That choice in the face of the clear text of the Constitution he and his party helped to craft, in the face of a lost popular referendum, relied on a very dubious decision of the Supreme Tribunal of Justice previously established and packed by Morales himself. It should not be any more excused in the case of Morales than partially similar efforts of other Latin American presidents: Peron, Uribe, Fujimori, Menem, Chavez and Maduro. All of them sought to achieve third and fourth terms, implying the populist-personalist deformation of presidential government. Several also packed apex courts to enable their staying in power. Even the court packing scheme of Franklin Roosevelt, along with his running for four (!) terms should be strongly criticized. The 22nd Amendment supported by huge Article V. majorities in the U.S. Congress as well as the states was the culmination of that legitimate and much needed critique.
Nevertheless, the prehistory does not change the fact that there could have been a coup that removed President Morales. For example it was indeed a coup that removed Peron during his second term in office and after many of his own abuses of constitutional government. Thus, before deciding the question in the Bolivian case, we need to try to understand what a coup is, and how it is different from a revolution. Interestingly, the older positivist legal theory defining revolution as the replacement of a government according to a process outside the legal rules of change was not able to make the distinction. We can improve on such a definition by replacing government by regime, and stressing regime change as well as the rupture of political legitimacy in the case of revolutions, but not necessarily coups that could be reduced to mere governmental replacement. But even then, Pinochet’s coup in Chile would still amount to a revolution. Most Leftists would undoubtedly answer that claim by adding the idea of progress, based on their value scheme, as a necessary component of revolutions. Analytically however that move cannot be justified, even by the use of the term counter-revolution. As we in Hungary after 1956 were chagrined to learn, what was to us a revolution was a counter-revolution to the Communist faithful.

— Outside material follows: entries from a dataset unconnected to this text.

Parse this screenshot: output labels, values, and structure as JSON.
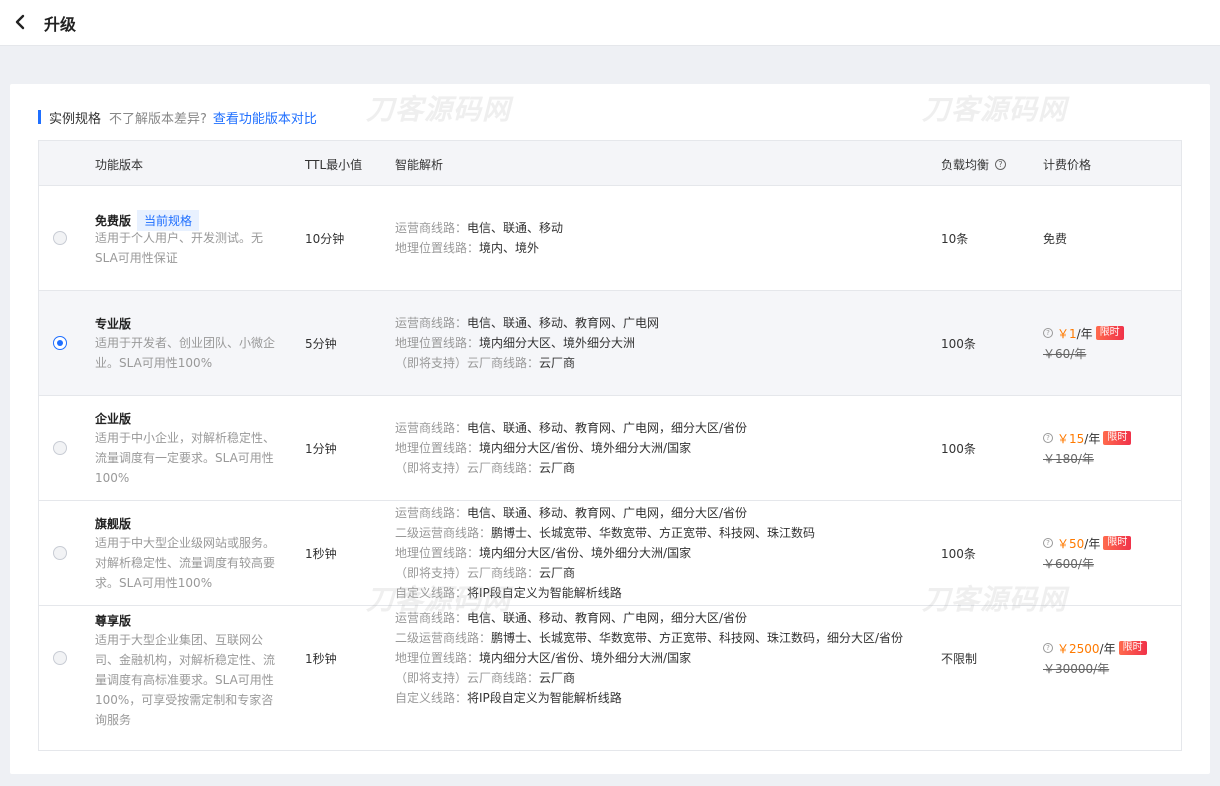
{
  "header": {
    "title": "升级",
    "back_icon": "chevron-left-icon"
  },
  "spec": {
    "title": "实例规格",
    "question": "不了解版本差异?",
    "compare_link": "查看功能版本对比"
  },
  "watermark": "刀客源码网",
  "columns": {
    "version": "功能版本",
    "ttl": "TTL最小值",
    "smart": "智能解析",
    "lb": "负载均衡",
    "price": "计费价格"
  },
  "rows": [
    {
      "name": "免费版",
      "tag": "当前规格",
      "desc": "适用于个人用户、开发测试。无SLA可用性保证",
      "ttl": "10分钟",
      "lines": [
        {
          "k": "运营商线路：",
          "v": "电信、联通、移动"
        },
        {
          "k": "地理位置线路：",
          "v": "境内、境外"
        }
      ],
      "lb": "10条",
      "price_free": "免费",
      "selected": false
    },
    {
      "name": "专业版",
      "desc": "适用于开发者、创业团队、小微企业。SLA可用性100%",
      "ttl": "5分钟",
      "lines": [
        {
          "k": "运营商线路：",
          "v": "电信、联通、移动、教育网、广电网"
        },
        {
          "k": "地理位置线路：",
          "v": "境内细分大区、境外细分大洲"
        },
        {
          "k": "（即将支持）云厂商线路：",
          "v": "云厂商"
        }
      ],
      "lb": "100条",
      "price_now": "￥1",
      "price_unit": "/年",
      "promo": "限时",
      "price_old": "￥60/年",
      "selected": true
    },
    {
      "name": "企业版",
      "desc": "适用于中小企业，对解析稳定性、流量调度有一定要求。SLA可用性100%",
      "ttl": "1分钟",
      "lines": [
        {
          "k": "运营商线路：",
          "v": "电信、联通、移动、教育网、广电网，细分大区/省份"
        },
        {
          "k": "地理位置线路：",
          "v": "境内细分大区/省份、境外细分大洲/国家"
        },
        {
          "k": "（即将支持）云厂商线路：",
          "v": "云厂商"
        }
      ],
      "lb": "100条",
      "price_now": "￥15",
      "price_unit": "/年",
      "promo": "限时",
      "price_old": "￥180/年",
      "selected": false
    },
    {
      "name": "旗舰版",
      "desc": "适用于中大型企业级网站或服务。对解析稳定性、流量调度有较高要求。SLA可用性100%",
      "ttl": "1秒钟",
      "lines": [
        {
          "k": "运营商线路：",
          "v": "电信、联通、移动、教育网、广电网，细分大区/省份"
        },
        {
          "k": "二级运营商线路：",
          "v": "鹏博士、长城宽带、华数宽带、方正宽带、科技网、珠江数码"
        },
        {
          "k": "地理位置线路：",
          "v": "境内细分大区/省份、境外细分大洲/国家"
        },
        {
          "k": "（即将支持）云厂商线路：",
          "v": "云厂商"
        },
        {
          "k": "自定义线路：",
          "v": "将IP段自定义为智能解析线路"
        }
      ],
      "lb": "100条",
      "price_now": "￥50",
      "price_unit": "/年",
      "promo": "限时",
      "price_old": "￥600/年",
      "selected": false
    },
    {
      "name": "尊享版",
      "desc": "适用于大型企业集团、互联网公司、金融机构，对解析稳定性、流量调度有高标准要求。SLA可用性100%，可享受按需定制和专家咨询服务",
      "ttl": "1秒钟",
      "lines": [
        {
          "k": "运营商线路：",
          "v": "电信、联通、移动、教育网、广电网，细分大区/省份"
        },
        {
          "k": "二级运营商线路：",
          "v": "鹏博士、长城宽带、华数宽带、方正宽带、科技网、珠江数码，细分大区/省份"
        },
        {
          "k": "地理位置线路：",
          "v": "境内细分大区/省份、境外细分大洲/国家"
        },
        {
          "k": "（即将支持）云厂商线路：",
          "v": "云厂商"
        },
        {
          "k": "自定义线路：",
          "v": "将IP段自定义为智能解析线路"
        }
      ],
      "lb": "不限制",
      "price_now": "￥2500",
      "price_unit": "/年",
      "promo": "限时",
      "price_old": "￥30000/年",
      "selected": false
    }
  ]
}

Even worse, almost all successful revolutions involve the violent taking of power by an armed elite, on behalf of a minority, the Bolshevik revolution being a case in point. There was also a coup by the new model army in the Puritan Revolution, and a Jacobin coup against a freely elected Convention in the French. Thus if my political side continues to insist on a coup in Bolivia, we may have to accept that the other side will see the same as a revolution. After all not only legality was broken, but political legitimacy was shattered by Morales himself. There were furthermore huge anti-government masses assembled on the streets of many cities, and the duplication of sovereignty insisted on by no less a revolutionary than Leon Trotsky was realized at the latest when the police forces joined the demonstrations. Given the social stakes involved however, a right-wing revolution would be a disaster in Bolivia.
I continue to hope however that what occurred was not a revolution, and the brief events described as a coup represented only the unwillingness of the military to fight for a government that has lost its legitimacy. The hope can be disappointed, if the right wing supposedly interim government seeks to perpetuate itself, and either blocks the road to genuinely free elections, or deforms that process by repression, media manipulation or the ban on candidacies. If any of this happens, the dictatorial propensity of revolutions as well as coups would have been be realized.
But fortunately there is another method of radical change, namely negotiated transition, that has been practiced from Spain in the 1970s, Poland and Hungary in the late 1980s, and South Africa in the 1990s. (On this method see the forthcoming symposium on the Round Tables in Verfassungsblog edited by Kriszta Kovács). As Tunisia has shown, even after break in legality and legitimacy the negotiated model can be successfully followed, in effect domesticating the logic of revolution. There are signs that in Bolivia too, the new scenario of change can be followed after a crisis of legitimacy and an ambiguous break in legality. The fact that after initial boycotts of the legislature, the party of the ex-president, the MAS (Movement for Socialism) has agreed to and voted for an electoral scenario, without Morales as a candidate, indicates the positive direction the situation can evolve. But only the direction. Under the repressive measures of the military controlled by the interim government no free elections would be possible. The same is true if the social movements loyal more to Morales personally than to the MAS continue to put several cities under what amounts to a siege.
A negotiated transition is not a matter of a single agreement, but a process of many steps by which mutual trust initially broken can be re-established. This means not only that politicians inside and outside Bolivia should desist from inflammatory statements, including references to a coup or to a revolution, but also the threat to arrest and imprison former leaders as customary in revolutions. Under the circumstances, the need for international supervision of legality, fair elections and openness of the media will be mandatory. The political outcome is far from clear, but it should be the joint product of the main sections of Bolivian society, rather than an imposition of any section, ethnic or political. Paradoxically, it may take international influence if not intervention to restore the democratic constituent power of Bolivians.